What is your favorite book in the Bible?
I'm looking forward to the summer break program of our Church's Bible study. We will be going through some of the Psalms. Last week we studied Psalm 1 — talking about two different ways: The way of the righteous and the way of the wicked. Thursday's study had been about Psalm 8 and next week's will be about Psalm 91 — I'm really looking forward to that.
We should not pick and choose, I know; we need to read all of God's Word to get the whole counsel of God. It's good to have a Bible reading plan handy that will guide us through the Bible. There are several available in print, online, and in digital form. If you don't have one yet, please keep coming back to the Bible page. I will update it in the next couple of weeks offering some suggestions on Bible reading there.
I find some of the chapters in the Bible easier to read than others. How about you? Do you have one or more books in the Bible which you really love and prefer reading? I love the Psalms — reading them, meditating on them, and especially singing them. Singing them? Yes. I will talk more about this in another post. So please stay tuned.

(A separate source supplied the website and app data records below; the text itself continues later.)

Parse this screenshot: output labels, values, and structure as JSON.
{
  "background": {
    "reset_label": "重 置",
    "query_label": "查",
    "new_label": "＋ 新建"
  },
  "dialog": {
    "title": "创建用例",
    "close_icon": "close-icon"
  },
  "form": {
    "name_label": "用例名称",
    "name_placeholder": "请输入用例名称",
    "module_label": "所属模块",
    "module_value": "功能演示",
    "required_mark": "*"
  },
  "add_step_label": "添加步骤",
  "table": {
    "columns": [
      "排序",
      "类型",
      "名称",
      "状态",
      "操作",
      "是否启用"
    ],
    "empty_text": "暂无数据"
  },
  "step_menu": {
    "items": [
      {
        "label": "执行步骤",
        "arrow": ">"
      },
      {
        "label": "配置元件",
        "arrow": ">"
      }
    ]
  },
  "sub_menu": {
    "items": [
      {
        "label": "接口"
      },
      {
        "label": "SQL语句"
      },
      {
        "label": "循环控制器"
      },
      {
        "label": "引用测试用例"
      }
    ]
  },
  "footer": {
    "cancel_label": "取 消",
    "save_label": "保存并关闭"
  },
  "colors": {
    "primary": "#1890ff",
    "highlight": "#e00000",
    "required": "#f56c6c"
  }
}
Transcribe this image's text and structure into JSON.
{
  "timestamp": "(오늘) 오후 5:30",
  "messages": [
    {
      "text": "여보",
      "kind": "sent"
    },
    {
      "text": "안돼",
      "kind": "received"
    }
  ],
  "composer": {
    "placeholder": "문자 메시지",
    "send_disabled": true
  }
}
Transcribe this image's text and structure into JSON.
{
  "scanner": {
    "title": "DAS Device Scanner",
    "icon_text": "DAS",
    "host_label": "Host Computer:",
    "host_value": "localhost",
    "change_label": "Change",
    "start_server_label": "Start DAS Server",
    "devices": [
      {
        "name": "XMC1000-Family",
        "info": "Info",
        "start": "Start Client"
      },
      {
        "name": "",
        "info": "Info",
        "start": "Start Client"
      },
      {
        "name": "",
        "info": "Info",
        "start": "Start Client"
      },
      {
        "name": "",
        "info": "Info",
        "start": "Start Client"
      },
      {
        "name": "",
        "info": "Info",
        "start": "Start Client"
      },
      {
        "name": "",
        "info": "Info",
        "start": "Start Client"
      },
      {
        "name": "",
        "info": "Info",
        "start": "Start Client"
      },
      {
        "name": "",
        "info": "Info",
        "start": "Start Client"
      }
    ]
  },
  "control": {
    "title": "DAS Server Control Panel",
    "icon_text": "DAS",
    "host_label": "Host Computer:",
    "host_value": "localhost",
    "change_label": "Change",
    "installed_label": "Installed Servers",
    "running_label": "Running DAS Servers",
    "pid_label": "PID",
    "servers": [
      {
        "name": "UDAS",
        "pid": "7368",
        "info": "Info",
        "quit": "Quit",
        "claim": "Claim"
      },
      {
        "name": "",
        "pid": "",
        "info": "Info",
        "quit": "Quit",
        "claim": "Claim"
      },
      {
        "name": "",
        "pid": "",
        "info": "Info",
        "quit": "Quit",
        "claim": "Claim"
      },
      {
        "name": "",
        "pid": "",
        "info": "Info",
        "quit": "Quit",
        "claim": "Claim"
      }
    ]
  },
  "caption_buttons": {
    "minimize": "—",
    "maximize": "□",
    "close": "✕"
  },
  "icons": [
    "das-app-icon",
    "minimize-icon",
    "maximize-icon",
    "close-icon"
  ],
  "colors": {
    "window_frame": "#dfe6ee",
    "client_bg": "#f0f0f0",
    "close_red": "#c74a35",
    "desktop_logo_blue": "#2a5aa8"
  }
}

Writers have to read. They should be reading a lot of times and across different genres. I'll have to admit that I used to neglect this important task on many days. Why? I often found "more important things" to do and so I didn't "have" the time to read. I thought reading books can always be considered leisure and cannot be called work. Sure, sometimes it is a time of relaxation and fun; however, many times — for example, during research — it is work and it needs to get done.
I have a laptop so I could literally write everywhere, but I prefer to write at the same place every day: at my desk. The same goes for reading, I could just take my ebook reader or a selection of printed books with me to read them anywhere; but I prefer to read my books at the same place every day. There is something about connecting an unique space to a specific task. Entering that area is almost like switching the brain to do what it is supposed to do right there and then.
If you are a writer, have you set apart a favorite spot in your home where you are reading?
Jeremiah 6:16 had been one of the first verses I had come across while doing a research on the socialization* of homeschoolers:
Thus says the LORD:
Stand in the ways and see,
And ask for the old paths,
where the good way is,
And walk in it;
Then you will find rest for your souls.
But they said, “We will not walk in it.”
For many, many years, parents were the ones who taught their own children before sending them off to university.
O yes, there were many families in which neither father nor mother were capable of teaching the young ones. Most of the wealthy families hired a private teacher; the children of the others, who had not been so fortunate, might have never learned how to read or write.
Martin Luther longed to see all children, rich and poor, receiving a decent education. Some will say that he was eager to make schooling compulsory for every child. His main goal, however, was not to see children in school but for them to be able to read God’s Word.
As I read through my daily Bible reading this morning, I have come across the following verse:
And Elijah came to all the people, and said,
“How long will you falter between two opinions?
If the LORD is God, follow Him;
but if Baal, follow him.”
But the people answered him not a word.
(1 Kings 18:21 NKJV)
Immediately, I was reminded of Jeremiah 6:16 and challenged myself: Am I wavering between two opinions? And, if so, when — for what reason/s — do I hesitate to follow the LORD?
*I’m planning to write more on home education and the socialization within the homeschool family in the near future. So please stay tuned.
I'm a helpmeet, homemaker and writer, born and raised in Germany but now living in the Sunny South East of Ireland.